━━━ PROVIDED RECORDS ━━━

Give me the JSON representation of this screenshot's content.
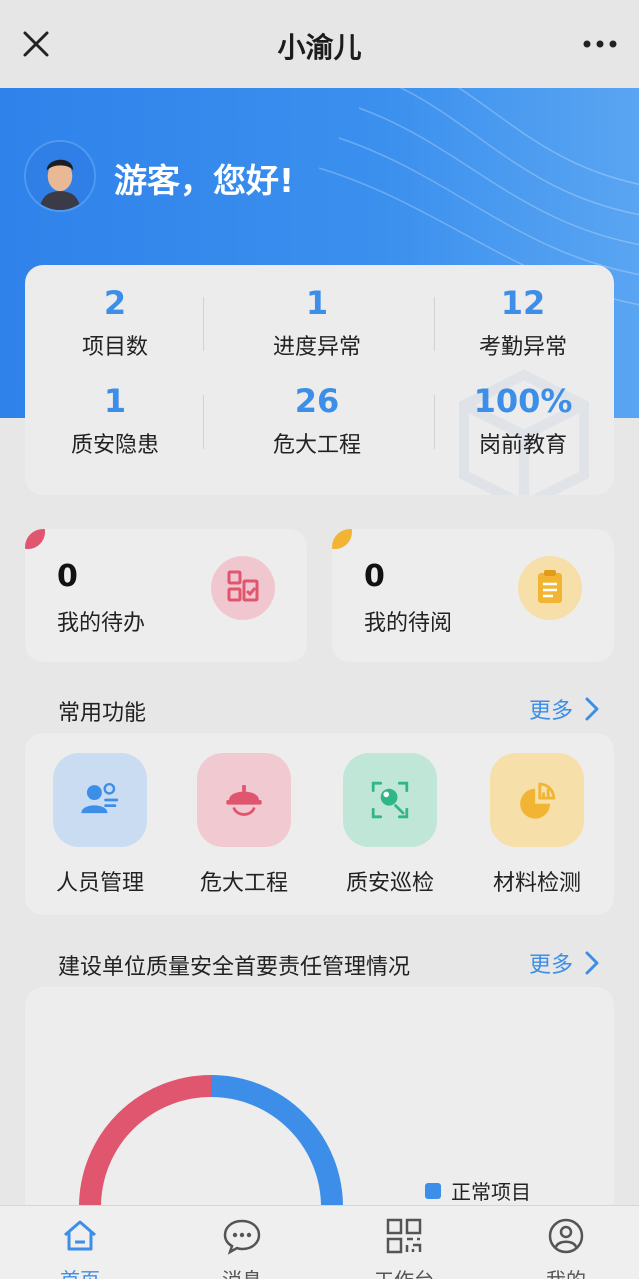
{
  "titlebar": {
    "title": "小渝儿"
  },
  "header": {
    "greeting": "游客，您好!"
  },
  "stats": [
    {
      "value": "2",
      "label": "项目数"
    },
    {
      "value": "1",
      "label": "进度异常"
    },
    {
      "value": "12",
      "label": "考勤异常"
    },
    {
      "value": "1",
      "label": "质安隐患"
    },
    {
      "value": "26",
      "label": "危大工程"
    },
    {
      "value": "100%",
      "label": "岗前教育"
    }
  ],
  "cards": {
    "todo": {
      "count": "0",
      "label": "我的待办",
      "accent": "#e0566f"
    },
    "toread": {
      "count": "0",
      "label": "我的待阅",
      "accent": "#f2b533"
    }
  },
  "common": {
    "title": "常用功能",
    "more": "更多",
    "items": [
      {
        "label": "人员管理",
        "icon": "people-icon",
        "color": "#3d8ee8"
      },
      {
        "label": "危大工程",
        "icon": "helmet-icon",
        "color": "#e0566f"
      },
      {
        "label": "质安巡检",
        "icon": "scan-search-icon",
        "color": "#2fb886"
      },
      {
        "label": "材料检测",
        "icon": "pie-chart-icon",
        "color": "#f2b533"
      }
    ]
  },
  "quality": {
    "title": "建设单位质量安全首要责任管理情况",
    "more": "更多",
    "legend": [
      {
        "label": "正常项目",
        "color": "#3d8ee8"
      }
    ]
  },
  "chart_data": {
    "type": "pie",
    "series": [
      {
        "name": "正常项目",
        "value": 50,
        "color": "#3d8ee8"
      },
      {
        "value": 50,
        "color": "#e0566f"
      }
    ]
  },
  "tabbar": [
    {
      "label": "首页",
      "icon": "home-icon",
      "active": true
    },
    {
      "label": "消息",
      "icon": "message-icon",
      "active": false
    },
    {
      "label": "工作台",
      "icon": "grid-icon",
      "active": false
    },
    {
      "label": "我的",
      "icon": "user-icon",
      "active": false
    }
  ]
}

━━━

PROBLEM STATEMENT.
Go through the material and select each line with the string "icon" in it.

RESPONSE BELOW.
        "icon": "people-icon",
        "icon": "helmet-icon",
        "icon": "scan-search-icon",
        "icon": "pie-chart-icon",
      "icon": "home-icon",
      "icon": "message-icon",
      "icon": "grid-icon",
      "icon": "user-icon",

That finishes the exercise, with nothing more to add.